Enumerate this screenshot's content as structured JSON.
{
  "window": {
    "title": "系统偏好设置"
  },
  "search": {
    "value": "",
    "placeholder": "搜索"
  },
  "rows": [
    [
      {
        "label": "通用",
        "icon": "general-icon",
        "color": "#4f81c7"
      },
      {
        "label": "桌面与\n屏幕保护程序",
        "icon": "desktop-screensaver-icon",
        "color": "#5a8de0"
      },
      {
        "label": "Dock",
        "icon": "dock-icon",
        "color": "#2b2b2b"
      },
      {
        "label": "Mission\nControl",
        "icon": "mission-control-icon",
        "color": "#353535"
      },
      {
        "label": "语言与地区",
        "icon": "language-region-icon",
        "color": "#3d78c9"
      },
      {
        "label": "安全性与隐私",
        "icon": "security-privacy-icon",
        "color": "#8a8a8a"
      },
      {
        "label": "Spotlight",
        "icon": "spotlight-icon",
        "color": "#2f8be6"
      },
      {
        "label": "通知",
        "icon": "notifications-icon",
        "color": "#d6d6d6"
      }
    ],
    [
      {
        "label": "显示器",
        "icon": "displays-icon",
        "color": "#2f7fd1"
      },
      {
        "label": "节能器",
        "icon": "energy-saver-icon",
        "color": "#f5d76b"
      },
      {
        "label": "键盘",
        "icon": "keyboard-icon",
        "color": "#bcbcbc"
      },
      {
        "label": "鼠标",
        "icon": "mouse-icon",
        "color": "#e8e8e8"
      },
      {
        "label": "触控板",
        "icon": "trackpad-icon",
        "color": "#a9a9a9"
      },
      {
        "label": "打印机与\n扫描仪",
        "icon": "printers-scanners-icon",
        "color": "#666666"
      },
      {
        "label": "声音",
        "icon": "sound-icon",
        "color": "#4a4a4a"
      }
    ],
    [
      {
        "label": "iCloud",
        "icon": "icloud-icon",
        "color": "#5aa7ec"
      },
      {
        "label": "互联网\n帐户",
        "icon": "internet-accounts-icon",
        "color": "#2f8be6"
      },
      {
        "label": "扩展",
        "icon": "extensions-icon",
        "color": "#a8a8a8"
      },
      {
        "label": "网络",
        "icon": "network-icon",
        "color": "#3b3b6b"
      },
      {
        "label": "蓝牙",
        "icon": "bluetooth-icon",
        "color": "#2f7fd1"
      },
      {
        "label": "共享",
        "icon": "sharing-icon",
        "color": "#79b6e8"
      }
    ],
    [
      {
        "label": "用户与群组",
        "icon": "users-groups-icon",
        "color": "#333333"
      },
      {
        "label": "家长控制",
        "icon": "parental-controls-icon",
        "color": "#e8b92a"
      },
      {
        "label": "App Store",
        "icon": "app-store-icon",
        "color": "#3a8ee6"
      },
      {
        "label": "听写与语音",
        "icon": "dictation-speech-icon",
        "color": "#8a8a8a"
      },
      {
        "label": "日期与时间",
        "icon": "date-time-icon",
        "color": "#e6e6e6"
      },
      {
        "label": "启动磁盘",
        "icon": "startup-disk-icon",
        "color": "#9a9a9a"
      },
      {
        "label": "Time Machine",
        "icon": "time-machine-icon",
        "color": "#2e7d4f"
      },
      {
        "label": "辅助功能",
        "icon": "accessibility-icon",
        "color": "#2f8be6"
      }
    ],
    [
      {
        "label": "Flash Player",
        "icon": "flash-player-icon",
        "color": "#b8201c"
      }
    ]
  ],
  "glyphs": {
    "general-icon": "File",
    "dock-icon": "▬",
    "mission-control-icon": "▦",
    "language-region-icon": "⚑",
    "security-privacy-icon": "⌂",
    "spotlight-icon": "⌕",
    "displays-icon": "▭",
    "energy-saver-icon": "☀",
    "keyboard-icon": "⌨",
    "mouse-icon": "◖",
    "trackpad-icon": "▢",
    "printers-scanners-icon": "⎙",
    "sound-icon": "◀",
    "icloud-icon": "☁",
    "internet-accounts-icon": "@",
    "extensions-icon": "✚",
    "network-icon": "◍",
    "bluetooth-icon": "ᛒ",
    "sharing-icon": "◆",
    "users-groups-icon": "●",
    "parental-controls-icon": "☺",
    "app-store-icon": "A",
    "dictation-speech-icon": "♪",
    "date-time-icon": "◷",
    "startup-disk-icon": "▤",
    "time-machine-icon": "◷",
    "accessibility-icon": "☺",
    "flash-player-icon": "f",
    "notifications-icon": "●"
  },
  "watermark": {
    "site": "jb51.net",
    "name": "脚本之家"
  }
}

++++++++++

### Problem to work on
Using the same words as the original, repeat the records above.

### Output below
Enumerate this screenshot's content as structured JSON.
{
  "window": {
    "title": "系统偏好设置"
  },
  "search": {
    "value": "",
    "placeholder": "搜索"
  },
  "rows": [
    [
      {
        "label": "通用",
        "icon": "general-icon",
        "color": "#4f81c7"
      },
      {
        "label": "桌面与\n屏幕保护程序",
        "icon": "desktop-screensaver-icon",
        "color": "#5a8de0"
      },
      {
        "label": "Dock",
        "icon": "dock-icon",
        "color": "#2b2b2b"
      },
      {
        "label": "Mission\nControl",
        "icon": "mission-control-icon",
        "color": "#353535"
      },
      {
        "label": "语言与地区",
        "icon": "language-region-icon",
        "color": "#3d78c9"
      },
      {
        "label": "安全性与隐私",
        "icon": "security-privacy-icon",
        "color": "#8a8a8a"
      },
      {
        "label": "Spotlight",
        "icon": "spotlight-icon",
        "color": "#2f8be6"
      },
      {
        "label": "通知",
        "icon": "notifications-icon",
        "color": "#d6d6d6"
      }
    ],
    [
      {
        "label": "显示器",
        "icon": "displays-icon",
        "color": "#2f7fd1"
      },
      {
        "label": "节能器",
        "icon": "energy-saver-icon",
        "color": "#f5d76b"
      },
      {
        "label": "键盘",
        "icon": "keyboard-icon",
        "color": "#bcbcbc"
      },
      {
        "label": "鼠标",
        "icon": "mouse-icon",
        "color": "#e8e8e8"
      },
      {
        "label": "触控板",
        "icon": "trackpad-icon",
        "color": "#a9a9a9"
      },
      {
        "label": "打印机与\n扫描仪",
        "icon": "printers-scanners-icon",
        "color": "#666666"
      },
      {
        "label": "声音",
        "icon": "sound-icon",
        "color": "#4a4a4a"
      }
    ],
    [
      {
        "label": "iCloud",
        "icon": "icloud-icon",
        "color": "#5aa7ec"
      },
      {
        "label": "互联网\n帐户",
        "icon": "internet-accounts-icon",
        "color": "#2f8be6"
      },
      {
        "label": "扩展",
        "icon": "extensions-icon",
        "color": "#a8a8a8"
      },
      {
        "label": "网络",
        "icon": "network-icon",
        "color": "#3b3b6b"
      },
      {
        "label": "蓝牙",
        "icon": "bluetooth-icon",
        "color": "#2f7fd1"
      },
      {
        "label": "共享",
        "icon": "sharing-icon",
        "color": "#79b6e8"
      }
    ],
    [
      {
        "label": "用户与群组",
        "icon": "users-groups-icon",
        "color": "#333333"
      },
      {
        "label": "家长控制",
        "icon": "parental-controls-icon",
        "color": "#e8b92a"
      },
      {
        "label": "App Store",
        "icon": "app-store-icon",
        "color": "#3a8ee6"
      },
      {
        "label": "听写与语音",
        "icon": "dictation-speech-icon",
        "color": "#8a8a8a"
      },
      {
        "label": "日期与时间",
        "icon": "date-time-icon",
        "color": "#e6e6e6"
      },
      {
        "label": "启动磁盘",
        "icon": "startup-disk-icon",
        "color": "#9a9a9a"
      },
      {
        "label": "Time Machine",
        "icon": "time-machine-icon",
        "color": "#2e7d4f"
      },
      {
        "label": "辅助功能",
        "icon": "accessibility-icon",
        "color": "#2f8be6"
      }
    ],
    [
      {
        "label": "Flash Player",
        "icon": "flash-player-icon",
        "color": "#b8201c"
      }
    ]
  ],
  "glyphs": {
    "general-icon": "File",
    "dock-icon": "▬",
    "mission-control-icon": "▦",
    "language-region-icon": "⚑",
    "security-privacy-icon": "⌂",
    "spotlight-icon": "⌕",
    "displays-icon": "▭",
    "energy-saver-icon": "☀",
    "keyboard-icon": "⌨",
    "mouse-icon": "◖",
    "trackpad-icon": "▢",
    "printers-scanners-icon": "⎙",
    "sound-icon": "◀",
    "icloud-icon": "☁",
    "internet-accounts-icon": "@",
    "extensions-icon": "✚",
    "network-icon": "◍",
    "bluetooth-icon": "ᛒ",
    "sharing-icon": "◆",
    "users-groups-icon": "●",
    "parental-controls-icon": "☺",
    "app-store-icon": "A",
    "dictation-speech-icon": "♪",
    "date-time-icon": "◷",
    "startup-disk-icon": "▤",
    "time-machine-icon": "◷",
    "accessibility-icon": "☺",
    "flash-player-icon": "f",
    "notifications-icon": "●"
  },
  "watermark": {
    "site": "jb51.net",
    "name": "脚本之家"
  }
}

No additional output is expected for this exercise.